Shared Humanity

It's Christmas. People are celebrating the world over. Many are celebrating the birth of the Messiah, the fulfillment of the Old Testament prophecy. An event that brought strangers together two millennia ago. And still does today. An event that brings humans together regardless of our differences.

C. S. Lewis wrote that “There are no ordinary people. You have never talked to a mere mortal… Next to the Blessed Sacrament itself, your neighbor is the holiest object presented to your senses.” One of our two greatest commandments is to live out neighbor love--every day and everywhere we go.  As members of one body, or in the words of Lewis, organs We best reflect the Triune God when we faithfully love and respect one another.

We are to celebrate the diversity that God structurally designed. We must learn to affirm the diversity of the body of Christ’s Kingdom, acknowledging its beautiful makeup of people from different cultures, colors, languages, and traditions. 

In the wake of apartheid, Desmond Tutu traveled the world and spoke to various groups and world leaders about South Africa’s experience. One of his central themes was that of the practical implications of ubuntu--a difficult concept to translate properly.  Tutu offers this definition of the concept in one his books: “I am what I am because of who we all are.” He goes on to state that “Our humanity is caught up in that of all others. We are human because we belong. We are made for community, for togetherness, for family, to exist in a delicate network of interdependence.” It is crucial for us to have a deep understanding of this and practice it in our daily lives.

Check out this 2011 Huffington Post article in which an excerpt from a speech given by Tutu in 2001 is included.  Desmond Tutu: Our Glorious Diversity

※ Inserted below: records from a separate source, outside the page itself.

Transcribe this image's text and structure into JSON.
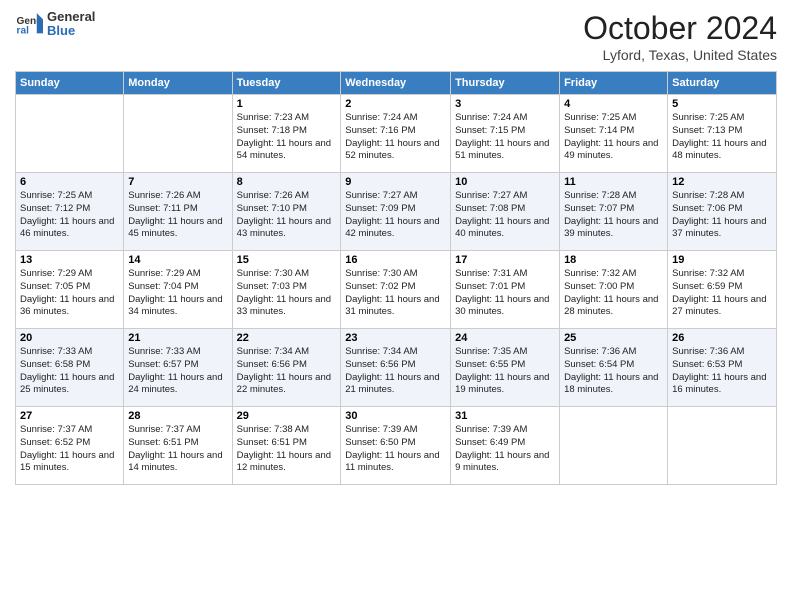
{
  "header": {
    "logo_general": "General",
    "logo_blue": "Blue",
    "month_title": "October 2024",
    "location": "Lyford, Texas, United States"
  },
  "days_of_week": [
    "Sunday",
    "Monday",
    "Tuesday",
    "Wednesday",
    "Thursday",
    "Friday",
    "Saturday"
  ],
  "weeks": [
    [
      {
        "day": "",
        "info": ""
      },
      {
        "day": "",
        "info": ""
      },
      {
        "day": "1",
        "info": "Sunrise: 7:23 AM\nSunset: 7:18 PM\nDaylight: 11 hours and 54 minutes."
      },
      {
        "day": "2",
        "info": "Sunrise: 7:24 AM\nSunset: 7:16 PM\nDaylight: 11 hours and 52 minutes."
      },
      {
        "day": "3",
        "info": "Sunrise: 7:24 AM\nSunset: 7:15 PM\nDaylight: 11 hours and 51 minutes."
      },
      {
        "day": "4",
        "info": "Sunrise: 7:25 AM\nSunset: 7:14 PM\nDaylight: 11 hours and 49 minutes."
      },
      {
        "day": "5",
        "info": "Sunrise: 7:25 AM\nSunset: 7:13 PM\nDaylight: 11 hours and 48 minutes."
      }
    ],
    [
      {
        "day": "6",
        "info": "Sunrise: 7:25 AM\nSunset: 7:12 PM\nDaylight: 11 hours and 46 minutes."
      },
      {
        "day": "7",
        "info": "Sunrise: 7:26 AM\nSunset: 7:11 PM\nDaylight: 11 hours and 45 minutes."
      },
      {
        "day": "8",
        "info": "Sunrise: 7:26 AM\nSunset: 7:10 PM\nDaylight: 11 hours and 43 minutes."
      },
      {
        "day": "9",
        "info": "Sunrise: 7:27 AM\nSunset: 7:09 PM\nDaylight: 11 hours and 42 minutes."
      },
      {
        "day": "10",
        "info": "Sunrise: 7:27 AM\nSunset: 7:08 PM\nDaylight: 11 hours and 40 minutes."
      },
      {
        "day": "11",
        "info": "Sunrise: 7:28 AM\nSunset: 7:07 PM\nDaylight: 11 hours and 39 minutes."
      },
      {
        "day": "12",
        "info": "Sunrise: 7:28 AM\nSunset: 7:06 PM\nDaylight: 11 hours and 37 minutes."
      }
    ],
    [
      {
        "day": "13",
        "info": "Sunrise: 7:29 AM\nSunset: 7:05 PM\nDaylight: 11 hours and 36 minutes."
      },
      {
        "day": "14",
        "info": "Sunrise: 7:29 AM\nSunset: 7:04 PM\nDaylight: 11 hours and 34 minutes."
      },
      {
        "day": "15",
        "info": "Sunrise: 7:30 AM\nSunset: 7:03 PM\nDaylight: 11 hours and 33 minutes."
      },
      {
        "day": "16",
        "info": "Sunrise: 7:30 AM\nSunset: 7:02 PM\nDaylight: 11 hours and 31 minutes."
      },
      {
        "day": "17",
        "info": "Sunrise: 7:31 AM\nSunset: 7:01 PM\nDaylight: 11 hours and 30 minutes."
      },
      {
        "day": "18",
        "info": "Sunrise: 7:32 AM\nSunset: 7:00 PM\nDaylight: 11 hours and 28 minutes."
      },
      {
        "day": "19",
        "info": "Sunrise: 7:32 AM\nSunset: 6:59 PM\nDaylight: 11 hours and 27 minutes."
      }
    ],
    [
      {
        "day": "20",
        "info": "Sunrise: 7:33 AM\nSunset: 6:58 PM\nDaylight: 11 hours and 25 minutes."
      },
      {
        "day": "21",
        "info": "Sunrise: 7:33 AM\nSunset: 6:57 PM\nDaylight: 11 hours and 24 minutes."
      },
      {
        "day": "22",
        "info": "Sunrise: 7:34 AM\nSunset: 6:56 PM\nDaylight: 11 hours and 22 minutes."
      },
      {
        "day": "23",
        "info": "Sunrise: 7:34 AM\nSunset: 6:56 PM\nDaylight: 11 hours and 21 minutes."
      },
      {
        "day": "24",
        "info": "Sunrise: 7:35 AM\nSunset: 6:55 PM\nDaylight: 11 hours and 19 minutes."
      },
      {
        "day": "25",
        "info": "Sunrise: 7:36 AM\nSunset: 6:54 PM\nDaylight: 11 hours and 18 minutes."
      },
      {
        "day": "26",
        "info": "Sunrise: 7:36 AM\nSunset: 6:53 PM\nDaylight: 11 hours and 16 minutes."
      }
    ],
    [
      {
        "day": "27",
        "info": "Sunrise: 7:37 AM\nSunset: 6:52 PM\nDaylight: 11 hours and 15 minutes."
      },
      {
        "day": "28",
        "info": "Sunrise: 7:37 AM\nSunset: 6:51 PM\nDaylight: 11 hours and 14 minutes."
      },
      {
        "day": "29",
        "info": "Sunrise: 7:38 AM\nSunset: 6:51 PM\nDaylight: 11 hours and 12 minutes."
      },
      {
        "day": "30",
        "info": "Sunrise: 7:39 AM\nSunset: 6:50 PM\nDaylight: 11 hours and 11 minutes."
      },
      {
        "day": "31",
        "info": "Sunrise: 7:39 AM\nSunset: 6:49 PM\nDaylight: 11 hours and 9 minutes."
      },
      {
        "day": "",
        "info": ""
      },
      {
        "day": "",
        "info": ""
      }
    ]
  ]
}
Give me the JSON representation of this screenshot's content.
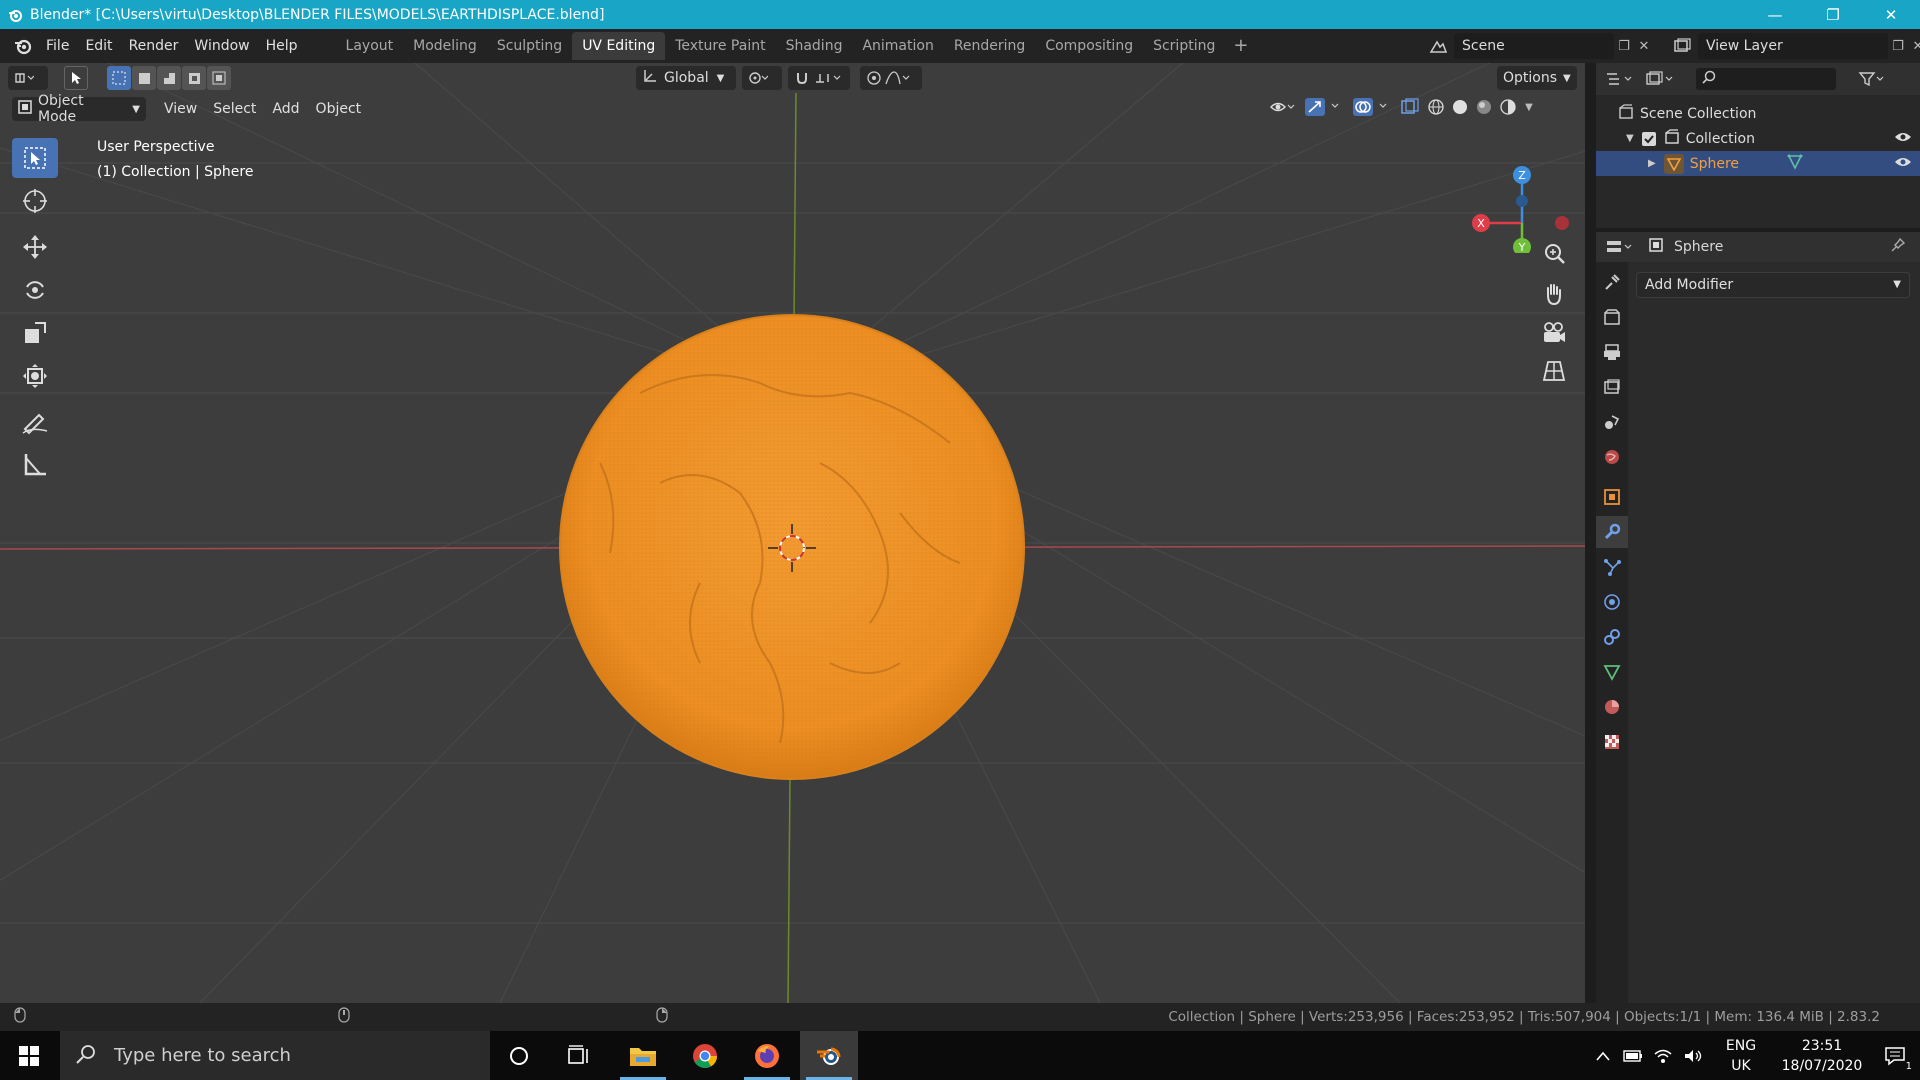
{
  "window": {
    "title": "Blender* [C:\\Users\\virtu\\Desktop\\BLENDER FILES\\MODELS\\EARTHDISPLACE.blend]",
    "controls": [
      "minimize-icon",
      "restore-icon",
      "close-icon"
    ]
  },
  "menubar": {
    "menus": [
      "File",
      "Edit",
      "Render",
      "Window",
      "Help"
    ],
    "tabs": [
      "Layout",
      "Modeling",
      "Sculpting",
      "UV Editing",
      "Texture Paint",
      "Shading",
      "Animation",
      "Rendering",
      "Compositing",
      "Scripting"
    ],
    "active_tab": "UV Editing",
    "add_tab": "+",
    "scene": "Scene",
    "view_layer": "View Layer"
  },
  "viewport": {
    "header": {
      "transform_orientation": "Global",
      "options": "Options"
    },
    "header2": {
      "mode": "Object Mode",
      "menus": [
        "View",
        "Select",
        "Add",
        "Object"
      ]
    },
    "info_line1": "User Perspective",
    "info_line2": "(1) Collection | Sphere",
    "gizmo": {
      "z": "Z",
      "y": "Y",
      "x": "X"
    }
  },
  "outliner": {
    "rows": [
      {
        "label": "Scene Collection"
      },
      {
        "label": "Collection"
      },
      {
        "label": "Sphere"
      }
    ]
  },
  "properties": {
    "object_name": "Sphere",
    "add_modifier": "Add Modifier"
  },
  "statusbar": {
    "text": "Collection | Sphere | Verts:253,956 | Faces:253,952 | Tris:507,904 | Objects:1/1 | Mem: 136.4 MiB | 2.83.2"
  },
  "taskbar": {
    "search_placeholder": "Type here to search",
    "lang1": "ENG",
    "lang2": "UK",
    "time": "23:51",
    "date": "18/07/2020",
    "notification_count": "1"
  },
  "colors": {
    "titlebar": "#19a6c6",
    "viewport_bg": "#3d3d3d",
    "selection_blue": "#4772b3",
    "sphere_orange": "#f0962a"
  }
}
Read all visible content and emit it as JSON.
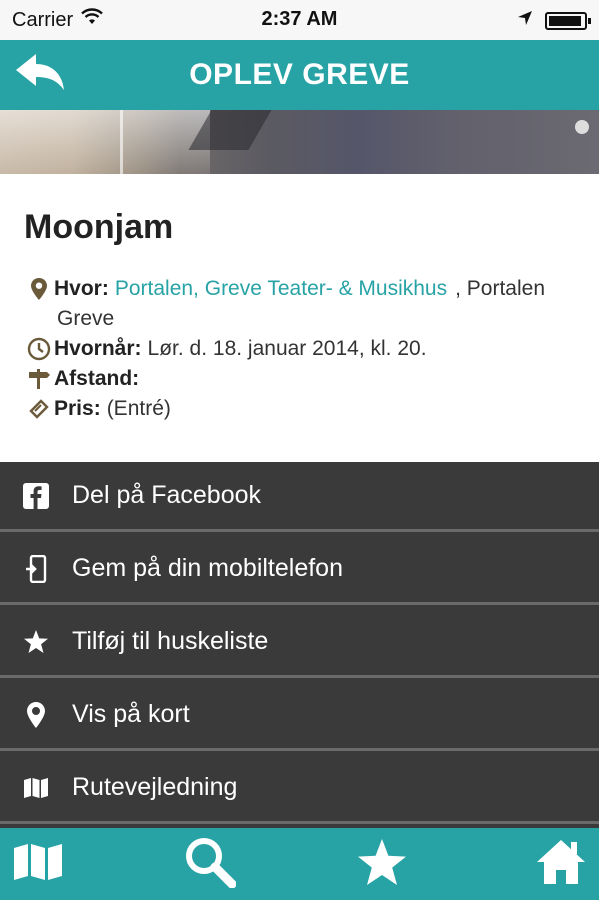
{
  "status_bar": {
    "carrier": "Carrier",
    "time": "2:37 AM",
    "icons": [
      "wifi-icon",
      "location-arrow-icon",
      "battery-icon"
    ]
  },
  "header": {
    "title": "OPLEV GREVE",
    "back_icon": "back-arrow-icon"
  },
  "event": {
    "title": "Moonjam",
    "where_label": "Hvor:",
    "where_link": "Portalen, Greve Teater- & Musikhus",
    "where_rest": ", Portalen",
    "where_city": "Greve",
    "when_label": "Hvornår:",
    "when_value": "Lør. d. 18. januar 2014, kl. 20.",
    "distance_label": "Afstand:",
    "price_label": "Pris:",
    "price_value": "(Entré)"
  },
  "actions": [
    {
      "label": "Del på Facebook",
      "icon": "facebook-icon"
    },
    {
      "label": "Gem på din mobiltelefon",
      "icon": "save-to-phone-icon"
    },
    {
      "label": "Tilføj til huskeliste",
      "icon": "star-icon"
    },
    {
      "label": "Vis på kort",
      "icon": "map-pin-icon"
    },
    {
      "label": "Rutevejledning",
      "icon": "route-map-icon"
    }
  ],
  "tabbar": {
    "tabs": [
      "map-icon",
      "search-icon",
      "star-icon",
      "home-icon"
    ]
  },
  "colors": {
    "accent": "#27a3a5",
    "list_bg": "#3a3a3a",
    "icon_brown": "#6b5a3a"
  }
}
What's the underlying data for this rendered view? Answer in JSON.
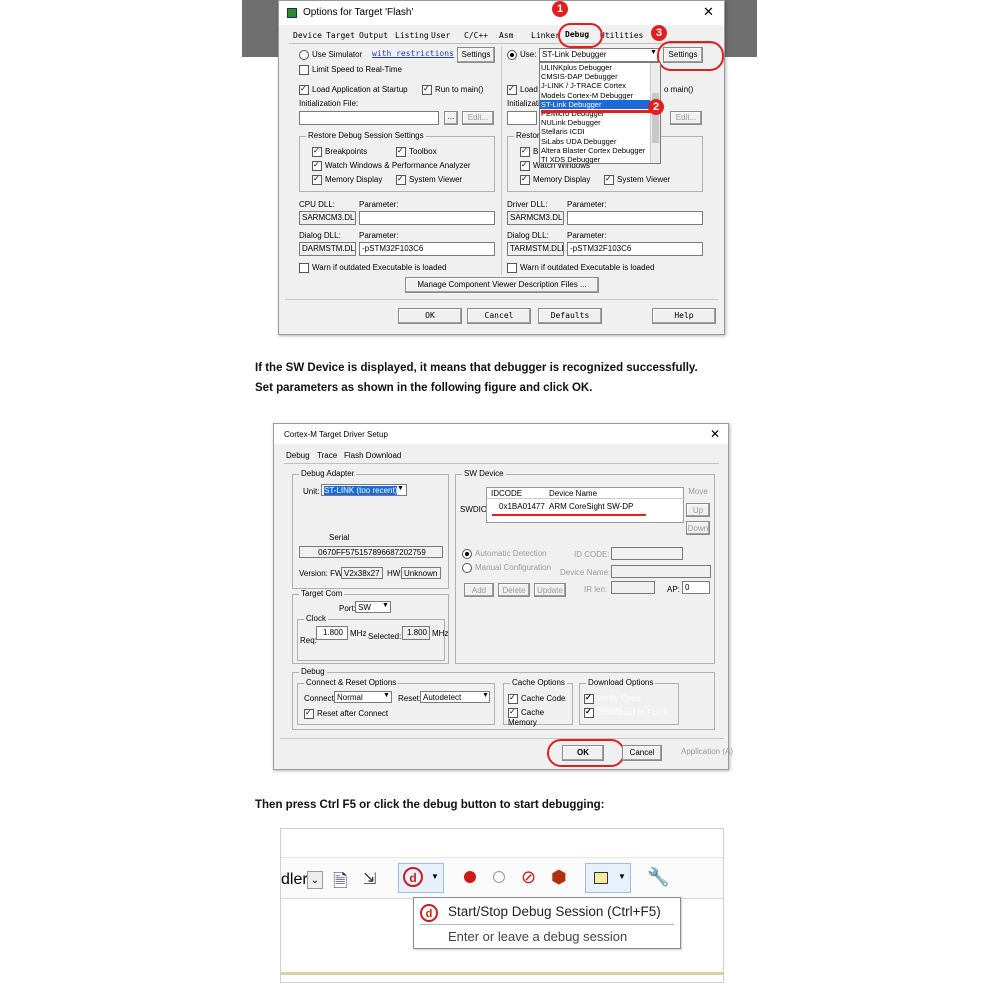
{
  "dialog1": {
    "title": "Options for Target 'Flash'",
    "tabs": [
      "Device",
      "Target",
      "Output",
      "Listing",
      "User",
      "C/C++",
      "Asm",
      "Linker",
      "Debug",
      "Utilities"
    ],
    "use_simulator": "Use Simulator",
    "with_restrictions": "with restrictions",
    "settings": "Settings",
    "limit_speed": "Limit Speed to Real-Time",
    "use_label": "Use:",
    "debugger_selected": "ST-Link Debugger",
    "debugger_options": [
      "ULINKplus Debugger",
      "CMSIS-DAP Debugger",
      "J-LINK / J-TRACE Cortex",
      "Models Cortex-M Debugger",
      "ST-Link Debugger",
      "PEMicro Debugger",
      "NULink Debugger",
      "Stellaris ICDI",
      "SiLabs UDA Debugger",
      "Altera Blaster Cortex Debugger",
      "TI XDS Debugger"
    ],
    "load_app": "Load Application at Startup",
    "run_to_main": "Run to main()",
    "run_to_main_partial": "o main()",
    "load_partial": "Load",
    "init_file": "Initialization File:",
    "init_partial": "Initializatio",
    "browse": "...",
    "edit": "Edit...",
    "restore_group": "Restore Debug Session Settings",
    "restore_partial": "Restore",
    "breakpoints": "Breakpoints",
    "toolbox": "Toolbox",
    "watch_windows": "Watch Windows & Performance Analyzer",
    "watch_windows_short": "Watch Windows",
    "br_partial": "Br",
    "memory_display": "Memory Display",
    "system_viewer": "System Viewer",
    "cpu_dll": "CPU DLL:",
    "driver_dll": "Driver DLL:",
    "parameter": "Parameter:",
    "cpu_dll_val": "SARMCM3.DLL",
    "driver_dll_val": "SARMCM3.DLL",
    "dialog_dll": "Dialog DLL:",
    "dialog_dll_left": "DARMSTM.DLL",
    "dialog_dll_right": "TARMSTM.DLL",
    "dialog_param": "-pSTM32F103C6",
    "warn_outdated": "Warn if outdated Executable is loaded",
    "manage_component": "Manage Component Viewer Description Files ...",
    "ok": "OK",
    "cancel": "Cancel",
    "defaults": "Defaults",
    "help": "Help",
    "badge1": "1",
    "badge2": "2",
    "badge3": "3"
  },
  "text1": "If the SW Device is displayed, it means that debugger is recognized successfully.",
  "text2": "Set parameters as shown in the following figure and click OK.",
  "dialog2": {
    "title": "Cortex-M Target Driver Setup",
    "tabs": [
      "Debug",
      "Trace",
      "Flash Download"
    ],
    "debug_adapter": "Debug Adapter",
    "unit_label": "Unit:",
    "unit_value": "ST-LINK (too recent)",
    "serial_label": "Serial",
    "serial_value": "0670FF575157896687202759",
    "version_label": "Version: FW:",
    "fw_value": "V2x38x27",
    "hw_label": "HW:",
    "hw_value": "Unknown",
    "target_com": "Target Com",
    "port_label": "Port:",
    "port_value": "SW",
    "clock": "Clock",
    "req_label": "Req:",
    "req_value": "1.800",
    "mhz": "MHz",
    "selected_label": "Selected:",
    "selected_value": "1.800",
    "sw_device": "SW Device",
    "idcode_header": "IDCODE",
    "device_name_header": "Device Name",
    "swdio": "SWDIO",
    "idcode_value": "0x1BA01477",
    "device_name_value": "ARM CoreSight SW-DP",
    "move": "Move",
    "up": "Up",
    "down": "Down",
    "auto_detect": "Automatic Detection",
    "manual_config": "Manual Configuration",
    "id_code": "ID CODE:",
    "device_name": "Device Name:",
    "ir_len": "IR len:",
    "ap": "AP:",
    "ap_value": "0",
    "add": "Add",
    "delete": "Delete",
    "update": "Update",
    "debug_group": "Debug",
    "connect_reset": "Connect & Reset Options",
    "connect_label": "Connect:",
    "connect_value": "Normal",
    "reset_label": "Reset:",
    "reset_value": "Autodetect",
    "reset_after_connect": "Reset after Connect",
    "cache_options": "Cache Options",
    "cache_code": "Cache Code",
    "cache_memory": "Cache Memory",
    "download_options": "Download Options",
    "verify_code": "Verify Code Download",
    "download_flash": "Download to Flash",
    "ok": "OK",
    "cancel": "Cancel",
    "apply": "Application (A)"
  },
  "text3": "Then press Ctrl F5 or click the debug button to start debugging:",
  "toolbar": {
    "partial_text": "dler",
    "tooltip_title": "Start/Stop Debug Session (Ctrl+F5)",
    "tooltip_desc": "Enter or leave a debug session"
  }
}
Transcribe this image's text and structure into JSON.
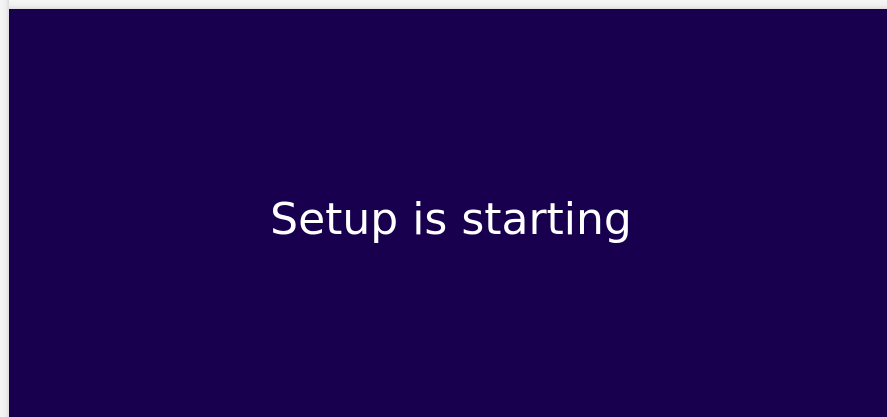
{
  "window": {
    "setup_message": "Setup is starting",
    "background_color": "#18004f",
    "text_color": "#ffffff"
  }
}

May Christmas remind us of our shared humanity. And may we remember it throughout the year.